I looked back, but there was nothing in the landscape. The sun glinted on the metals of the line and the wet stones in the stream, and you could not have found a more peaceful sight in the world. Nevertheless I started to run. Crouching low in the runnels of the bog, I ran till the sweat blinded my eyes.
Much of the tension, as may be seen here, seems to exist in the protagonist's state of mind, until it is easy to wonder whether Hannay is fleeing because of the pursuit, or being pursued because of his (often quite suspicious-looking) flight. This, it turns out, is precisely the point. The reader is cast in the role of the authorities who could not possibly believe Hannay's wild story, until it - or a version of it - turns out to be true: that there is a covert German mission to steal secrets that will compromise the British fleet on the eve of war (the agents plan to escape via ship from a place on the coast of Kent, where thirty-nine steps carved into the cliff-face lead down to sea level). This is where things becomes interesting for a different reason.
For The Thirty-Nine Steps is very much a product of its time* and its author's concerns. Buchan himself was a spy: by the end of the war he was a prominent government spymaster and propagandist for the Ministry of Information, and it is almost certain that he was already working for British intelligence at the time of writing The Thirty-Nine Steps. It becomes increasingly apparent as the novel goes that Hannay is not an everyman but a Cassandra - someone with obvious, if unstated, operational field training and with an almost prophetic insight into the conspiracy he seeks to prevent.
[* Not least, I should point out, a certain casual anti-Semitism on display. Scudder initially claims that the plot is an international Jewish conspiracy: "'The Jew is everywhere [...] Yes, sir, he is the man who is ruling the world just now'". Even though this does turn out to be a red herring, it clearly partakes of the attitudes of the day, and Hannay finds it eminently plausible.]
When Hannay finally does manage to convince the sceptical powers-that-be of the threat, heavy (verging on comic) elements of wish-fulfilment take over the narrative, as all concerned surrender control of the investigation into this unknown's hands:
It was ridiculous in me to take charge of the business like this, but they didn't seem to mind, and after all I had been in the show from the start. Besides, I was used to rough jobs, and these eminent gentlemen were too clever not to see it. It was General Royer who gave me my commission. "I for one," he said, "am content to leave the matter in Mr Hannay's hands."
Hannay, of course, saves the day - after almost himself falling into the same trap as the reader, when the German agents' disguise proves to be so good that they cause him to doubt the whole story once again. And so the one man against the world becomes the one man who can do what is necessary to save his country, even if the entrenched people of power are unable to see it: face to face with the mysterious enemy at last, Hannay is able to gain a cathartic, immediate victory in a way that the War in real life could not supply.

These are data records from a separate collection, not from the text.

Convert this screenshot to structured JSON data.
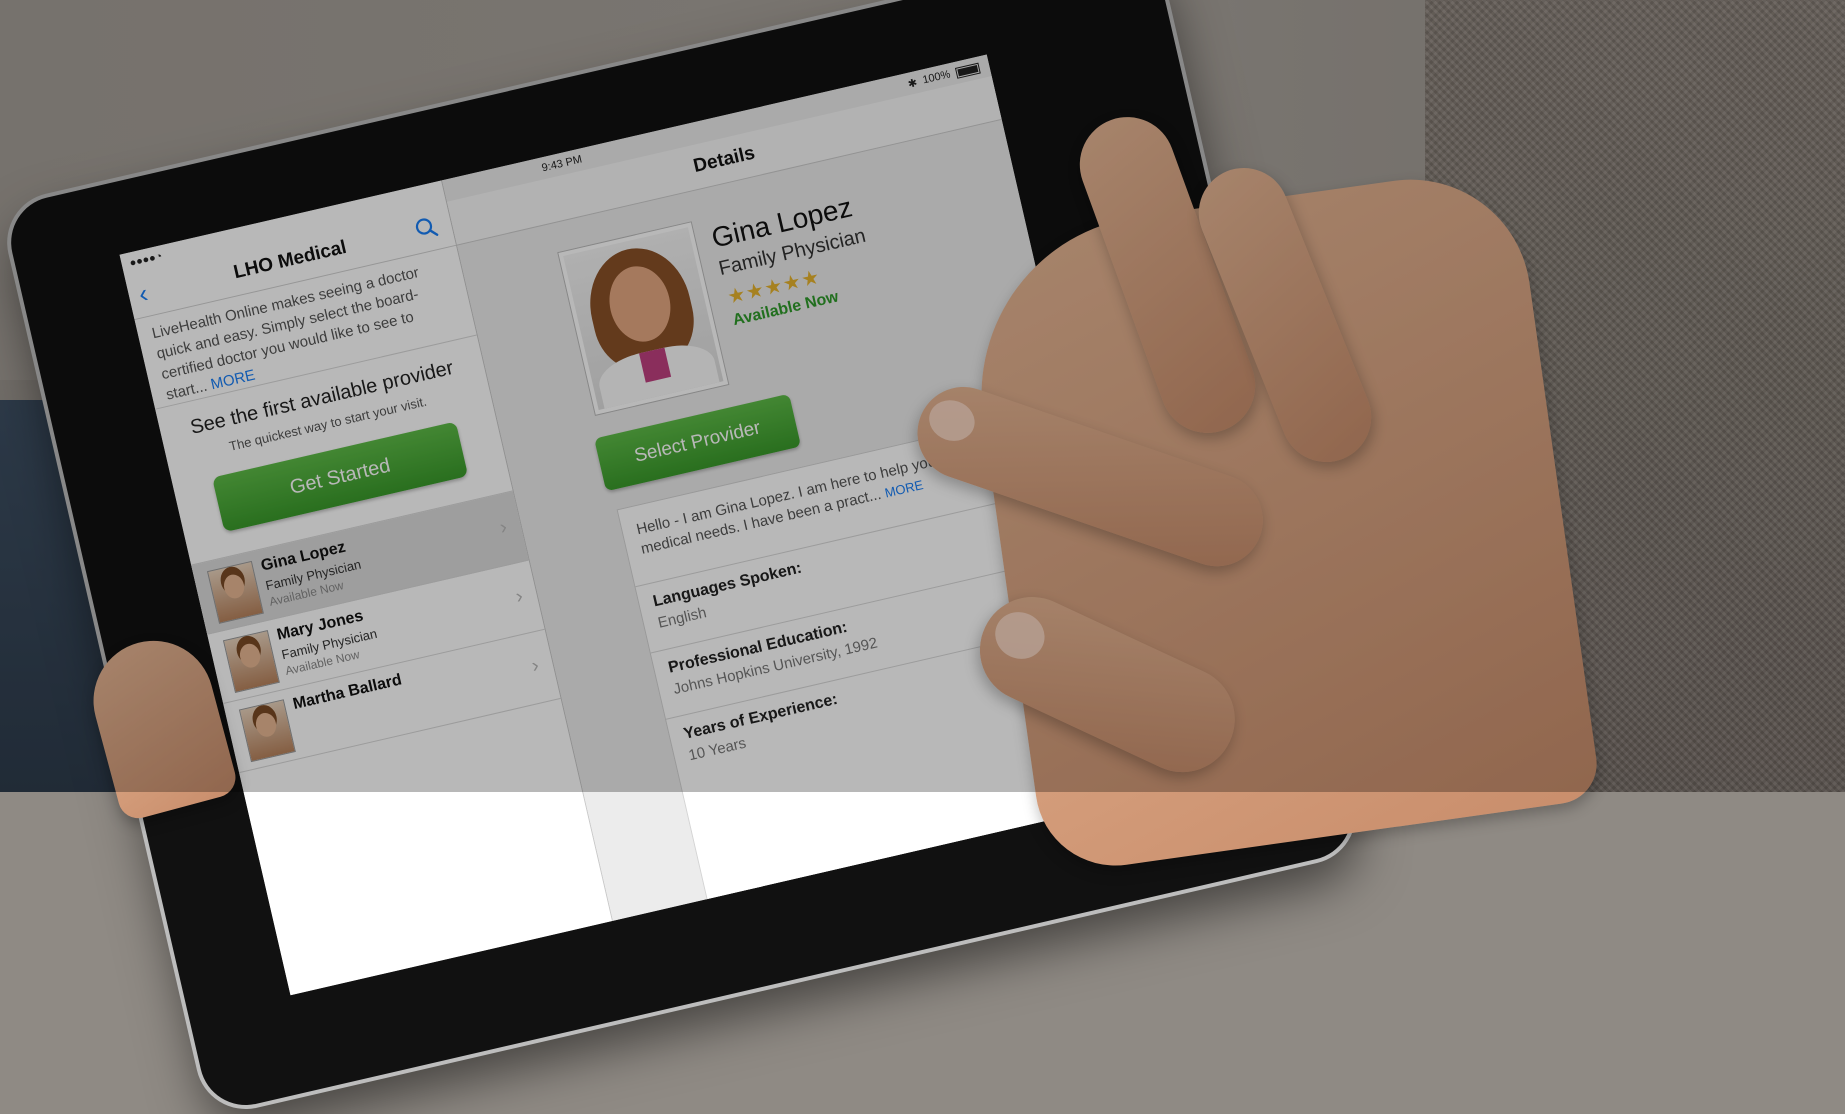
{
  "status_bar": {
    "signal": "●●●● ",
    "time": "9:43 PM",
    "battery": "100%"
  },
  "master": {
    "title": "LHO Medical",
    "back_icon": "chevron-left-icon",
    "search_icon": "search-icon",
    "intro_text": "LiveHealth Online makes seeing a doctor quick and easy. Simply select the board-certified doctor you would like to see to start...",
    "intro_more": "MORE",
    "first_available_heading": "See the first available provider",
    "first_available_sub": "The quickest way to start your visit.",
    "get_started_label": "Get Started",
    "providers": [
      {
        "name": "Gina Lopez",
        "title": "Family Physician",
        "status": "Available Now"
      },
      {
        "name": "Mary Jones",
        "title": "Family Physician",
        "status": "Available Now"
      },
      {
        "name": "Martha Ballard",
        "title": "",
        "status": ""
      }
    ]
  },
  "detail": {
    "title": "Details",
    "name": "Gina Lopez",
    "specialty": "Family Physician",
    "stars": "★★★★★",
    "rating": 5,
    "availability": "Available Now",
    "select_label": "Select Provider",
    "bio": "Hello - I am Gina Lopez. I am here to help you with your medical needs. I have been a pract...",
    "bio_more": "MORE",
    "languages_label": "Languages Spoken:",
    "languages_value": "English",
    "education_label": "Professional Education:",
    "education_value": "Johns Hopkins University, 1992",
    "experience_label": "Years of Experience:",
    "experience_value": "10 Years"
  },
  "colors": {
    "accent_blue": "#1a7ef5",
    "button_green": "#3a9a2b",
    "available_green": "#2f9a2a",
    "star_gold": "#e6b32d"
  }
}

In the end, Buchan's dedication on the title page gives us both the rationale and the context. The Thirty-Nine Steps is, he says:
that elementary type of tale which Americans call the 'dime novel' and which we know as the 'shocker' - the romance where the incidents defy the probabilities, and march just inside the borders of the possible. [...] [I] was driven to write one for myself. This little volume is the result [...] in the days when the wildest fictions are so much less improbable than the facts.